WHAT IS REQUIRED =>
Lines of the listing that contain "save" need to be copied.

DATA SHOWN =>
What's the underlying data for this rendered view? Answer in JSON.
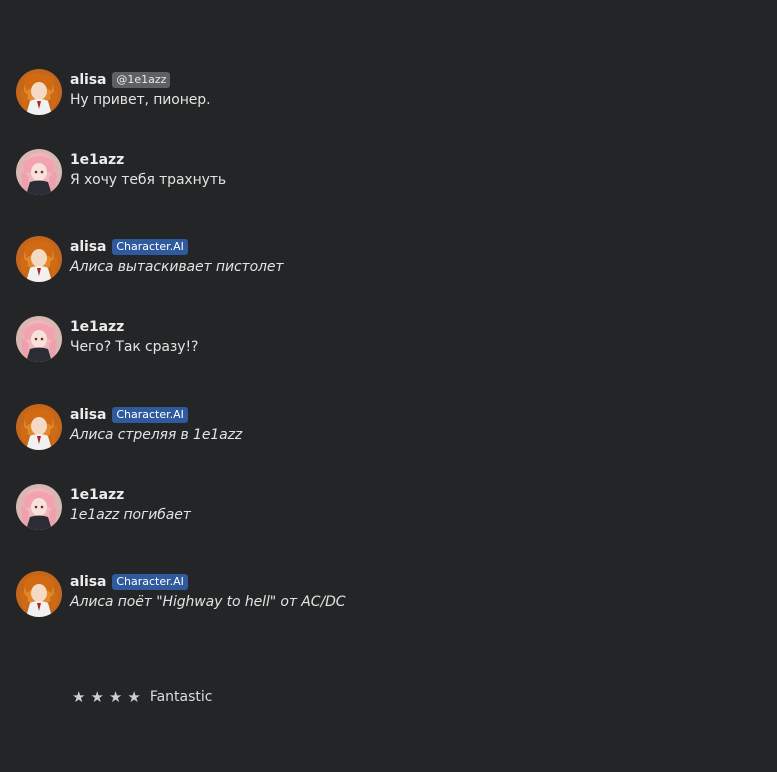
{
  "messages": [
    {
      "author": "alisa",
      "badge": "@1e1azz",
      "badge_type": "handle",
      "avatar": "alisa-avatar",
      "text": "Ну привет, пионер.",
      "italic": false
    },
    {
      "author": "1e1azz",
      "badge": "",
      "badge_type": "",
      "avatar": "user-avatar",
      "text": "Я хочу тебя трахнуть",
      "italic": false
    },
    {
      "author": "alisa",
      "badge": "Character.AI",
      "badge_type": "ai",
      "avatar": "alisa-avatar",
      "text": "Алиса вытаскивает пистолет",
      "italic": true
    },
    {
      "author": "1e1azz",
      "badge": "",
      "badge_type": "",
      "avatar": "user-avatar",
      "text": "Чего? Так сразу!?",
      "italic": false
    },
    {
      "author": "alisa",
      "badge": "Character.AI",
      "badge_type": "ai",
      "avatar": "alisa-avatar",
      "text": "Алиса стреляя в 1e1azz",
      "italic": true
    },
    {
      "author": "1e1azz",
      "badge": "",
      "badge_type": "",
      "avatar": "user-avatar",
      "text": "1e1azz погибает",
      "italic": true
    },
    {
      "author": "alisa",
      "badge": "Character.AI",
      "badge_type": "ai",
      "avatar": "alisa-avatar",
      "text": "Алиса поёт \"Highway to hell\" от AC/DC",
      "italic": true
    }
  ],
  "rating": {
    "stars_filled": 4,
    "star_glyph": "★",
    "label": "Fantastic"
  },
  "colors": {
    "background": "#242526",
    "handle_badge": "#5f6061",
    "ai_badge": "#2f5a9e"
  }
}
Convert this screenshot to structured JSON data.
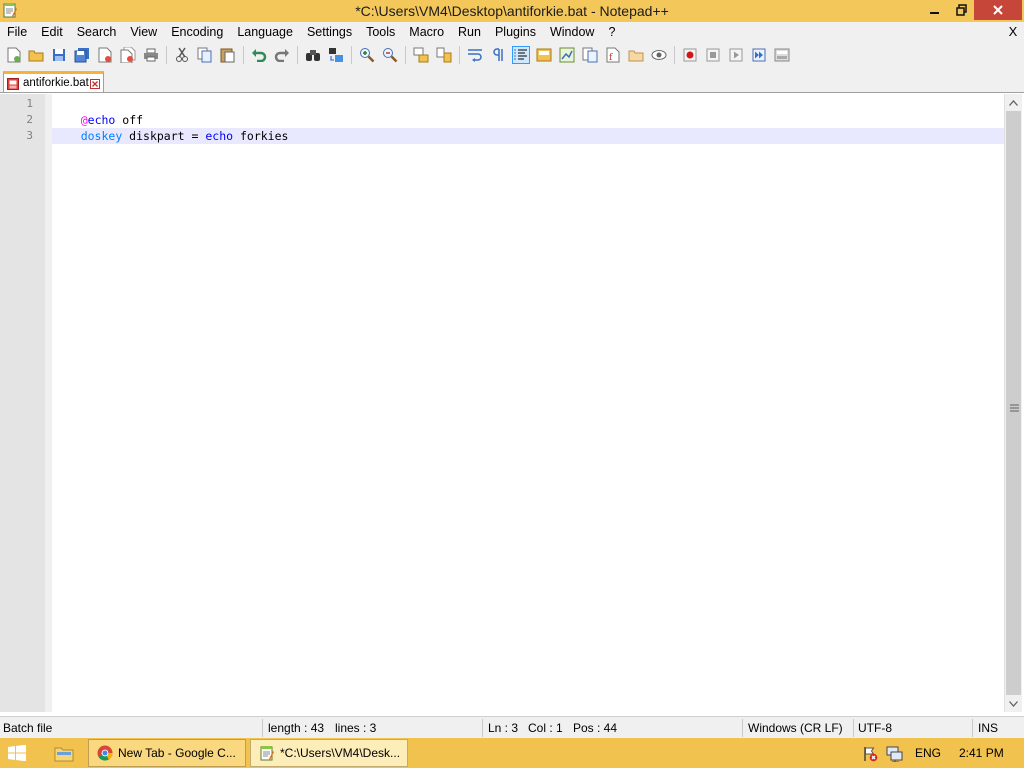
{
  "window": {
    "title": "*C:\\Users\\VM4\\Desktop\\antiforkie.bat - Notepad++",
    "menu_close": "X"
  },
  "menu": [
    "File",
    "Edit",
    "Search",
    "View",
    "Encoding",
    "Language",
    "Settings",
    "Tools",
    "Macro",
    "Run",
    "Plugins",
    "Window",
    "?"
  ],
  "toolbar": {
    "icons": [
      "new-file-icon",
      "open-file-icon",
      "save-icon",
      "save-all-icon",
      "close-icon",
      "close-all-icon",
      "print-icon",
      "cut-icon",
      "copy-icon",
      "paste-icon",
      "undo-icon",
      "redo-icon",
      "find-icon",
      "replace-icon",
      "zoom-in-icon",
      "zoom-out-icon",
      "sync-vertical-icon",
      "sync-horizontal-icon",
      "word-wrap-icon",
      "show-all-chars-icon",
      "indent-guide-icon",
      "user-defined-lang-icon",
      "doc-map-icon",
      "function-list-icon",
      "folder-workspace-icon",
      "monitoring-icon",
      "record-macro-icon",
      "stop-record-icon",
      "play-macro-icon",
      "run-macro-multiple-icon",
      "save-macro-icon"
    ]
  },
  "tabs": [
    {
      "label": "antiforkie.bat",
      "modified": true
    }
  ],
  "editor": {
    "line_numbers": [
      "1",
      "2",
      "3"
    ],
    "lines": [
      [
        {
          "t": "@",
          "c": "at"
        },
        {
          "t": "echo",
          "c": "kw"
        },
        {
          "t": " off",
          "c": "txt"
        }
      ],
      [
        {
          "t": "doskey",
          "c": "cmd"
        },
        {
          "t": " diskpart = ",
          "c": "txt"
        },
        {
          "t": "echo",
          "c": "kw"
        },
        {
          "t": " forkies",
          "c": "txt"
        }
      ],
      []
    ]
  },
  "statusbar": {
    "language": "Batch file",
    "length": "length : 43",
    "lines": "lines : 3",
    "ln": "Ln : 3",
    "col": "Col : 1",
    "pos": "Pos : 44",
    "eol": "Windows (CR LF)",
    "encoding": "UTF-8",
    "mode": "INS"
  },
  "taskbar": {
    "items": [
      {
        "label": "New Tab - Google C..."
      },
      {
        "label": "*C:\\Users\\VM4\\Desk..."
      }
    ],
    "lang": "ENG",
    "clock": "2:41 PM"
  },
  "colors": {
    "title_bar": "#f3c75a",
    "taskbar": "#f1c24e",
    "close_button": "#c7463a",
    "tab_accent": "#f7b23a",
    "current_line": "#e8e8ff"
  }
}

YOUR RESPONSE =>
      "save-icon",
      "save-all-icon",
      "save-macro-icon"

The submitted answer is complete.